Walter Podiluk receiving Honorary Doctor of Law Degree Year: 1987 Place Name: Saskatoon

Walter Podiluk receiving Honorary Doctor of Law Degree
Year: 1987
Place Name: Saskatoon

In September 1988 on recommendations presented to the Premier, he established the Saskatchewan Commission on Directions in Health Care, which was to do an in-depth study of the health care system in Saskatchewan and which would identify appropriate directions reflecting the various changes in technology, demographic, management, coordination and other areas. The Commission was co-chaired by Dr. R.G. Murray, former Dean of Medicine and Walter Podiluk. This resulted in the publication of a report entitled, “Future Directions for Health Care in Saskatchewan”.

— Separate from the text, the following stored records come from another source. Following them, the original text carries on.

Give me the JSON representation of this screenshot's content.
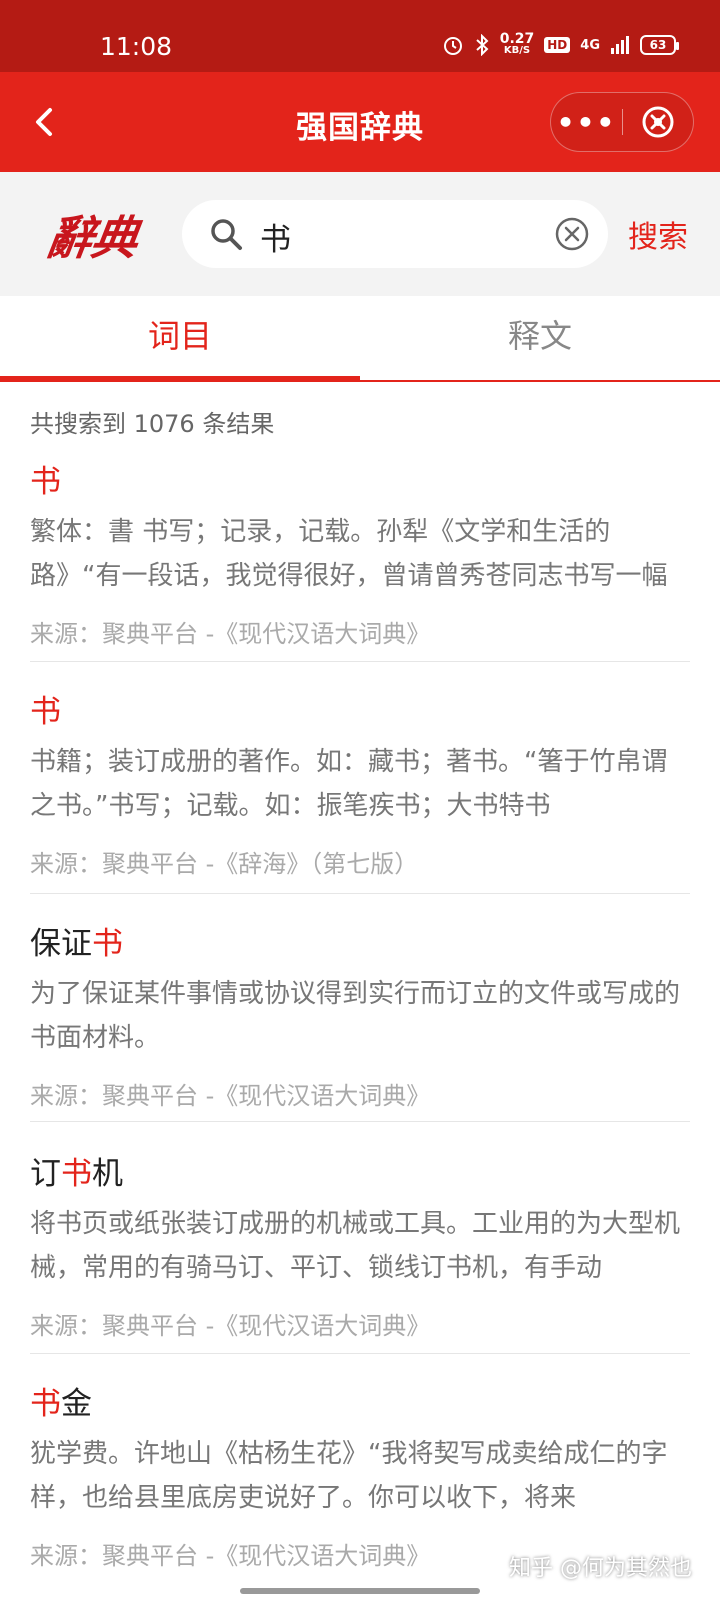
{
  "status_bar": {
    "time": "11:08",
    "speed": "0.27",
    "speed_unit": "KB/S",
    "hd": "HD",
    "network": "4G",
    "battery": "63"
  },
  "title_bar": {
    "title": "强国辞典",
    "more": "•••"
  },
  "search": {
    "logo_text": "辭典",
    "query": "书",
    "button": "搜索"
  },
  "tabs": [
    {
      "label": "词目"
    },
    {
      "label": "释文"
    }
  ],
  "results": {
    "count_text": "共搜索到 1076 条结果",
    "items": [
      {
        "pre": "",
        "hl": "书",
        "post": "",
        "desc": "繁体：書 书写；记录，记载。孙犁《文学和生活的路》“有一段话，我觉得很好，曾请曾秀苍同志书写一幅",
        "source": "来源：聚典平台 -《现代汉语大词典》"
      },
      {
        "pre": "",
        "hl": "书",
        "post": "",
        "desc": "书籍；装订成册的著作。如：藏书；著书。“箸于竹帛谓之书。”书写；记载。如：振笔疾书；大书特书",
        "source": "来源：聚典平台 -《辞海》（第七版）"
      },
      {
        "pre": "保证",
        "hl": "书",
        "post": "",
        "desc": "为了保证某件事情或协议得到实行而订立的文件或写成的书面材料。",
        "source": "来源：聚典平台 -《现代汉语大词典》"
      },
      {
        "pre": "订",
        "hl": "书",
        "post": "机",
        "desc": "将书页或纸张装订成册的机械或工具。工业用的为大型机械，常用的有骑马订、平订、锁线订书机，有手动",
        "source": "来源：聚典平台 -《现代汉语大词典》"
      },
      {
        "pre": "",
        "hl": "书",
        "post": "金",
        "desc": "犹学费。许地山《枯杨生花》“我将契写成卖给成仁的字样，也给县里底房吏说好了。你可以收下，将来",
        "source": "来源：聚典平台 -《现代汉语大词典》"
      }
    ]
  },
  "watermark": "知乎 @何为其然也",
  "colors": {
    "accent": "#e3241b",
    "status_bar": "#b41b14",
    "search_bg": "#f3f3f3"
  }
}
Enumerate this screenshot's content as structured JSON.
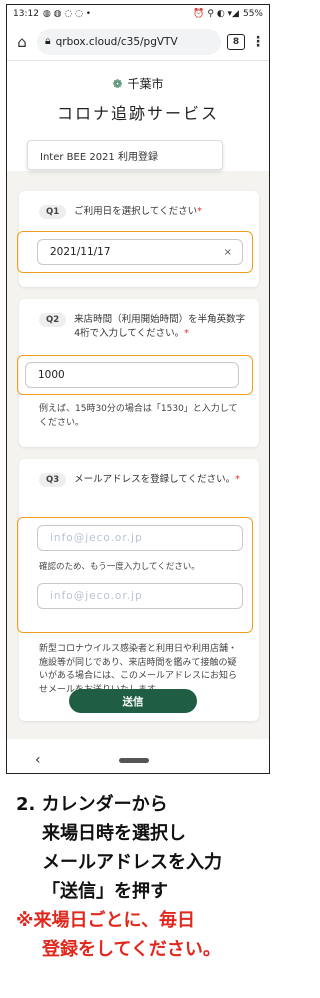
{
  "status_bar": {
    "time": "13:12",
    "notif_icons": "◍ ◍ ◌ ◌ •",
    "right_icons": "⏰ ⚲ ◐ ▾◢",
    "battery": "55%"
  },
  "browser": {
    "url": "qrbox.cloud/c35/pgVTV",
    "tab_count": "8"
  },
  "header": {
    "city": "千葉市",
    "service": "コロナ追跡サービス",
    "event": "Inter BEE 2021 利用登録"
  },
  "q1": {
    "tag": "Q1",
    "text": "ご利用日を選択してください",
    "required_mark": "*",
    "value": "2021/11/17",
    "clear": "×"
  },
  "q2": {
    "tag": "Q2",
    "text": "来店時間（利用開始時間）を半角英数字4桁で入力してください。",
    "required_mark": "*",
    "value": "1000",
    "note": "例えば、15時30分の場合は「1530」と入力してください。"
  },
  "q3": {
    "tag": "Q3",
    "text": "メールアドレスを登録してください。",
    "required_mark": "*",
    "email1": "info@jeco.or.jp",
    "confirm_label": "確認のため、もう一度入力してください。",
    "email2": "info@jeco.or.jp",
    "note": "新型コロナウイルス感染者と利用日や利用店舗・施設等が同じであり、来店時間を鑑みて接触の疑いがある場合には、このメールアドレスにお知らせメールをお送りいたします。"
  },
  "submit_label": "送信",
  "nav": {
    "back": "‹"
  },
  "caption": {
    "line1": "2. カレンダーから",
    "line2": "来場日時を選択し",
    "line3": "メールアドレスを入力",
    "line4": "「送信」を押す",
    "line5": "※来場日ごとに、毎日",
    "line6": "登録をしてください。"
  },
  "colors": {
    "accent_green": "#1f5e42",
    "highlight": "#f0a020",
    "warning_red": "#e0281e"
  }
}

In 1990, I became associated with the Centre for Agricultural Medicine at the University of Saskatchewan. My responsibility was to develop a founding chair’s council, which would result in the development of partnerships between the Centre and members of the agricultural industry with a view to enhancing the health component for those involved in various aspects of agriculture. In 1991, I was invited to become the Executive Director and President of St. Paul’s Hospital, a position which I occupied until August 1995. Following this, I was asked by Premier Roy Romanow to serve as a consultant, particularly, in developing working partnerships between “faith based” institutions and health district boards which had been created through legislation. In addition to the positions in which I was employed, I had the opportunity and privilege to be involved with certain initiatives in the community. Most particularly I would identify the creation of the Saskatoon Community Service Village, which brought together a number of public service organizations to work in partnership with each other. The other major initiative is the chairing of an organization, known as ‘Prairie Grassroots Vision International’, which is involved in developing an agricultural management system to replace the old collective farm system in Ukraine, which has resulted in the residents assuming their own responsibility for determining their destiny for the future. Another gratifying involvement was serving as mentor in the Saskatoon Leadership program.


I feel very honored and grateful for the recognition, which I have received as a result of the opportunities that have been provided to me to serve our society. It makes one realize that the greatest rewards come as a result of the effort that one puts out to serve those who are your colleagues, your associates and your neighbours. I would identify the recognition that was directed to me in three categories, as follows:

Walter Podiluk receiving Order of Canada Year: 1996 Place Name: Ottawa

Walter Podiluk receiving Order of Canada
Year: 1996
Place Name: Ottawa

Major Recognitions:

  • Governor General of Canada – the Member of the Order of Canada;
  • University of Saskatchewan Honorary Doctor of Law.

Community Service:

  • Golden Jubilee Medal – 2002;
  • Saskatoon Century Award of Recognition;
  • Rotary Golden Wheel Award for Excellence;
  • Ukrainian Congress Nation Builders Award;
  • Pope Paul VI Pro Ecclesia et Pontifice.

Professional Services:

  • Canadian Education Association Life Membership;
  • Canadian Association of School Administrators Distinguished Service Award;
  • College of Education Founders Award;
  • Saskatchewan Registered Nurses Association Honorary Membership;
  • Saskatchewan Nurses Foundation Certificate of Appreciation;
  • Catholic Health Council of Saskatchewan Honorary Life Membership.

Walter Podiluk, C.M., B.Ed, LL.D.